Conservator of the Person
If you have a conservatorship of the person, this means that your conservator is responsible for seeing that your physical needs are met. The conservator must: arrange for your care and protection, decide where you live, ensure you have food, medical care, clothing, transportation, recreation, and shelter. This person also has a duty to ask the court for approval regarding certain decisions about your health care and living arrangements and must routinely report on your status.
Conservatorship of the Estate
If you are under a conservatorship of the estate, your conservator has a duty to: manage your finances, collect your income and debts, make a budget and show what you can afford, pay your bills, locate and control your assets, manage your investments, protect your property, and provide a detailed accounting of their activities to the probate court.
General v. Limited Conservatorships
California law provides that conservatorships can be general or limited. General conservatorships are broader and are typically used for individuals who have more severe impairments. Limited conservatorships are for those who have difficulties meeting their physical needs or managing their finances. However, these conservatorships are restricted only to those areas where the person is having problems rather than being all-inclusive.
Conservatees Still Have Rights
When you become a conservatee, you do not necessarily lose your right to have a say in decisions about what happens to you or your interests. Your conservator should be conferring with you as much as possible and listening to your concerns. The court will be overseeing this relationship, and you can complain if you feel the conservator is not fulfilling his or her responsibilities. You also have the right to ask that your conservator be removed and replaced if you think they are not doing a good job.

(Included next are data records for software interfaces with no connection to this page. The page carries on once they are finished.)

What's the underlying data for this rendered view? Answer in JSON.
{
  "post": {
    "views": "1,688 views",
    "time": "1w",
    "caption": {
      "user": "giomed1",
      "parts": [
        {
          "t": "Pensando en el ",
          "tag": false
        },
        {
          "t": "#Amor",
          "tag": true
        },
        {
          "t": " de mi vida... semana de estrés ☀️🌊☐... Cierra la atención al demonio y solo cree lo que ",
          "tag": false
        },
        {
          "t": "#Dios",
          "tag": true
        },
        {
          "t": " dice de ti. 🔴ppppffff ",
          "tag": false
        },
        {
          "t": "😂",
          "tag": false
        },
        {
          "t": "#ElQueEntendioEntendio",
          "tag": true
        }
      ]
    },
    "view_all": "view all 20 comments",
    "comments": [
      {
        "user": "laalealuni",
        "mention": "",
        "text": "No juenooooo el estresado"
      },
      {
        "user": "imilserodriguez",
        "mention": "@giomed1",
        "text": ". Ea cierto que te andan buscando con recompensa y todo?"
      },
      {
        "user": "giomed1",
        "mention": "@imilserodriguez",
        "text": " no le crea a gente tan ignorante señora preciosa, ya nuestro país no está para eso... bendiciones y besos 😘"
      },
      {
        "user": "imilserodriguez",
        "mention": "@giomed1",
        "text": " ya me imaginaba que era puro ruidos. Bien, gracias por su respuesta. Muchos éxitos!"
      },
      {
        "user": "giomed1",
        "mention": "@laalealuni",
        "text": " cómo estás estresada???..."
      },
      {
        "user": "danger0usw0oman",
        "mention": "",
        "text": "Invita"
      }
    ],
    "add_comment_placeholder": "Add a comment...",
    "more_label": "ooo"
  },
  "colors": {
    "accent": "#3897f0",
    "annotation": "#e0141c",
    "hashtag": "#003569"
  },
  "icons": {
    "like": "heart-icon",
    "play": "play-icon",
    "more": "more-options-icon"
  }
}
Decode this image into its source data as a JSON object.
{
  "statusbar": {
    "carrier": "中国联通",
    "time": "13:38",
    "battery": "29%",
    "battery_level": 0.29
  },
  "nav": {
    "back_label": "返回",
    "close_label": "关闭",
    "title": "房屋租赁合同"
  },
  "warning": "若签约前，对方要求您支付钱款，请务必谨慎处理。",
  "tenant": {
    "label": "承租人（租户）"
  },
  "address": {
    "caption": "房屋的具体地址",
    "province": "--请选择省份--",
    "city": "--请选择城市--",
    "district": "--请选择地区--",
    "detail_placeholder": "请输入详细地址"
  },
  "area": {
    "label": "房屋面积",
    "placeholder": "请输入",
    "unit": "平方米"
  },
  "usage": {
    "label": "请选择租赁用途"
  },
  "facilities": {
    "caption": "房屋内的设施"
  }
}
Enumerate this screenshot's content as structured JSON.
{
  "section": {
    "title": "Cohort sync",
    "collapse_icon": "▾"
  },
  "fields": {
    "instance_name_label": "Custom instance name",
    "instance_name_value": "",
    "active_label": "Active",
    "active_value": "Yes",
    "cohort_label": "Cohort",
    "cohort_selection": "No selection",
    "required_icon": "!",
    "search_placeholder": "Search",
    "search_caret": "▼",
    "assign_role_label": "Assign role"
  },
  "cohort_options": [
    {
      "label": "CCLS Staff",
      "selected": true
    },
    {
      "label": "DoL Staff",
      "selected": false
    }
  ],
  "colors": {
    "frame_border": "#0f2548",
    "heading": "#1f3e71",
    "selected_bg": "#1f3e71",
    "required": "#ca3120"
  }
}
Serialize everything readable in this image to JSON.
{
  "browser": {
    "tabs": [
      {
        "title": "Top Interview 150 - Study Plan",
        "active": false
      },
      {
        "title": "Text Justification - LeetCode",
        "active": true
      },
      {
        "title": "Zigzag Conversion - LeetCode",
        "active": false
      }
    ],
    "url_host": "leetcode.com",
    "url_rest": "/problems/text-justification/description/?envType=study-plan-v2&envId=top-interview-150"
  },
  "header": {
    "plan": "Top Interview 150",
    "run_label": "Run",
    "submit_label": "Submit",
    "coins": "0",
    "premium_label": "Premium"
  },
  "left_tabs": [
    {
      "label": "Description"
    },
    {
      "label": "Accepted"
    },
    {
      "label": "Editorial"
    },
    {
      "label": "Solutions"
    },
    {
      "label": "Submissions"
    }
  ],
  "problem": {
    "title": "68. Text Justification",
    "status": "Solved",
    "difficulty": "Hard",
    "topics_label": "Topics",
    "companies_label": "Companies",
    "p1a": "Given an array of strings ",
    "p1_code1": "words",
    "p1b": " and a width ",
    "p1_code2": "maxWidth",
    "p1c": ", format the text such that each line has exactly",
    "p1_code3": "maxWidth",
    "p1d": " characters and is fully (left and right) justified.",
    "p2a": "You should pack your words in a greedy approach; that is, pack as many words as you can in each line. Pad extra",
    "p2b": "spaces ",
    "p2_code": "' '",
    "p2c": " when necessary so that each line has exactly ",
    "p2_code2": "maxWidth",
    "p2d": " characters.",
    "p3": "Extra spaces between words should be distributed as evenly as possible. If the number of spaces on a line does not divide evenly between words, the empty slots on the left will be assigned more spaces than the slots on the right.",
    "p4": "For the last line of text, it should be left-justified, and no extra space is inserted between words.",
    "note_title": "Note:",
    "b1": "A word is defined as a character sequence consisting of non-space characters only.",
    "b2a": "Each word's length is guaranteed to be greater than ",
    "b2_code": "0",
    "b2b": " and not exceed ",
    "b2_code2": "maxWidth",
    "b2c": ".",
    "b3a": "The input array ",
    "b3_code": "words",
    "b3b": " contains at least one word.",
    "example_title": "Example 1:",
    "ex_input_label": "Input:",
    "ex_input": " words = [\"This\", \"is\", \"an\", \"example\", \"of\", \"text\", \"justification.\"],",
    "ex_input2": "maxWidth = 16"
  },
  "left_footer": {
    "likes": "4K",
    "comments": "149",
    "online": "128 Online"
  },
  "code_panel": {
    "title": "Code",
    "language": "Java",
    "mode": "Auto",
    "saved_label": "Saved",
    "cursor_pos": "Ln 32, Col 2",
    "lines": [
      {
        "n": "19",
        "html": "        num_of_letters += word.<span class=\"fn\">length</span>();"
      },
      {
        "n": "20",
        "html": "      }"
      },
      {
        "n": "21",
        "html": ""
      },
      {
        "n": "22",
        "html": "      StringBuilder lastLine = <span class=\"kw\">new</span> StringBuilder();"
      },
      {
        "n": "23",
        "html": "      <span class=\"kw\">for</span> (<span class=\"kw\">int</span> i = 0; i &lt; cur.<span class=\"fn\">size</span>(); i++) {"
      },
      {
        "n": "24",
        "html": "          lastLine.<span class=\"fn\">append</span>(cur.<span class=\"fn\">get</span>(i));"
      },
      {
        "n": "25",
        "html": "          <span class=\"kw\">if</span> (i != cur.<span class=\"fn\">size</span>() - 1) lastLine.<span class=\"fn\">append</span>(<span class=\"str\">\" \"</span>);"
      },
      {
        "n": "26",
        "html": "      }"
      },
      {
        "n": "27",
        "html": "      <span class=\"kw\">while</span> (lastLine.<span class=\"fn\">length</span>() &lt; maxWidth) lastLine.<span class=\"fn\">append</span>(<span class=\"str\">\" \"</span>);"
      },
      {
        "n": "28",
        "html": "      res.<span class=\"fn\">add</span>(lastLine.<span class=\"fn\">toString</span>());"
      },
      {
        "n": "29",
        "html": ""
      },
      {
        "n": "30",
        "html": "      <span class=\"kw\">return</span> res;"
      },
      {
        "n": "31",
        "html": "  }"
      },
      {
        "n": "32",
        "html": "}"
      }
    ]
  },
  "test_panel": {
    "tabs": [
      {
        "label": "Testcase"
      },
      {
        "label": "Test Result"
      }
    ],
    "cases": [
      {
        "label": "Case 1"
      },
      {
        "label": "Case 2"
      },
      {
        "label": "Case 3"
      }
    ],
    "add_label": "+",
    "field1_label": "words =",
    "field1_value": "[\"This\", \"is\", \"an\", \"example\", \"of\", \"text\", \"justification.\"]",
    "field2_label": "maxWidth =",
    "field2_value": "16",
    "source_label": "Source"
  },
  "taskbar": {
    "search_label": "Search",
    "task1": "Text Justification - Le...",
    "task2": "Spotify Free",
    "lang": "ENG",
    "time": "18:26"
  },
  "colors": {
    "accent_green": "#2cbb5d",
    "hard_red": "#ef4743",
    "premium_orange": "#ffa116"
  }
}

Conservatorships can be complicated, and it’s crucial to know your conservator’s responsibilities. At the Law Offices of Alice A. Salvo, we are knowledgeable and experienced California conservatorship attorneys with the experience you need to help you evaluate your situation. Contact us today to schedule your consultation.